Leading by one at the start of the day after bad weather forced a Monday finish, and just three days removed from becoming only the sixth player in TOUR history to shoot 59, Furyk’s fade came quickly on the back nine with a three-putt bogey from just off the green on the par-3 11th and another on the par-4 13th, where he missed a 5-footer to save par.
But in reality the slide started even before then when Furyk failed to convert birdie chances on Nos. 7, 8 and 9 -- three of the easiest holes on the golf course.
“Wedges in your hand, I make no birdies,” Furyk said. “You know, 1 under on the front was kind of -- I really felt like about as bad as I could have played.

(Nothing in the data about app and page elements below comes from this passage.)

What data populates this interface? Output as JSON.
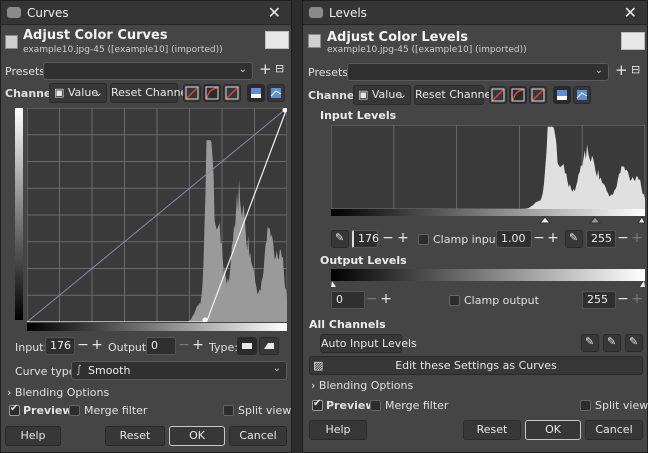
{
  "curves": {
    "title": "Curves",
    "header_title": "Adjust Color Curves",
    "header_sub": "example10.jpg-45 ([example10] (imported))",
    "presets_label": "Presets:",
    "channel_label": "Channel:",
    "channel_value": "Value",
    "reset_channel": "Reset Channel",
    "input_label": "Input:",
    "input_value": "176",
    "output_label": "Output:",
    "output_value": "0",
    "type_label": "Type:",
    "curve_type_label": "Curve type:",
    "curve_type_value": "Smooth",
    "blending": "Blending Options",
    "preview": "Preview",
    "merge_filter": "Merge filter",
    "split_view": "Split view",
    "help": "Help",
    "reset": "Reset",
    "ok": "OK",
    "cancel": "Cancel",
    "curve_points": [
      [
        0,
        0
      ],
      [
        176,
        0
      ],
      [
        255,
        255
      ]
    ]
  },
  "levels": {
    "title": "Levels",
    "header_title": "Adjust Color Levels",
    "header_sub": "example10.jpg-45 ([example10] (imported))",
    "presets_label": "Presets:",
    "channel_label": "Channel:",
    "channel_value": "Value",
    "reset_channel": "Reset Channel",
    "input_levels": "Input Levels",
    "input_low": "176",
    "clamp_input": "Clamp input",
    "gamma": "1.00",
    "input_high": "255",
    "output_levels": "Output Levels",
    "output_low": "0",
    "clamp_output": "Clamp output",
    "output_high": "255",
    "all_channels": "All Channels",
    "auto_input_levels": "Auto Input Levels",
    "edit_as_curves": "Edit these Settings as Curves",
    "blending": "Blending Options",
    "preview": "Preview",
    "merge_filter": "Merge filter",
    "split_view": "Split view",
    "help": "Help",
    "reset": "Reset",
    "ok": "OK",
    "cancel": "Cancel"
  }
}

“I guess had it not been for Zach, I would have still had a really good opportunity to win the golf tournament. I hit the ball plenty good enough, but I didn't make the putts when I needed to.”
Luke Donald, on the other hand, did.
After entering the week needing a tie for sixth or better to earn a spot in the field at East Lake, Donald, who lives at Conway Farms, charged up the leaderboard with birdies on six of his last 11 holes for a final-round 66 to tie for fourth.
Matt Jones wasn’t as fortunate.
The Australian lipped out a 10-footer for birdie on the last hole and a result fell out of the top 30 in the FedExCup standings, costing him not only a spot in next week’s TOUR Championship by Coca-Cola but, at least for now, next year’s Masters, U.S. Open and Open Championship.
Tiger Woods, meanwhile, wasn’t a factor despite starting the day in fifth place only four shots back.
He shot even par and finished in a tie for 11th. It was at least good enough to move him back to No. 1 in the FedExCup standings after Henrik Stenson tied for 33rd to drop to No. 2.
Adam Scott and Matt Kuchar rounded out the top 5.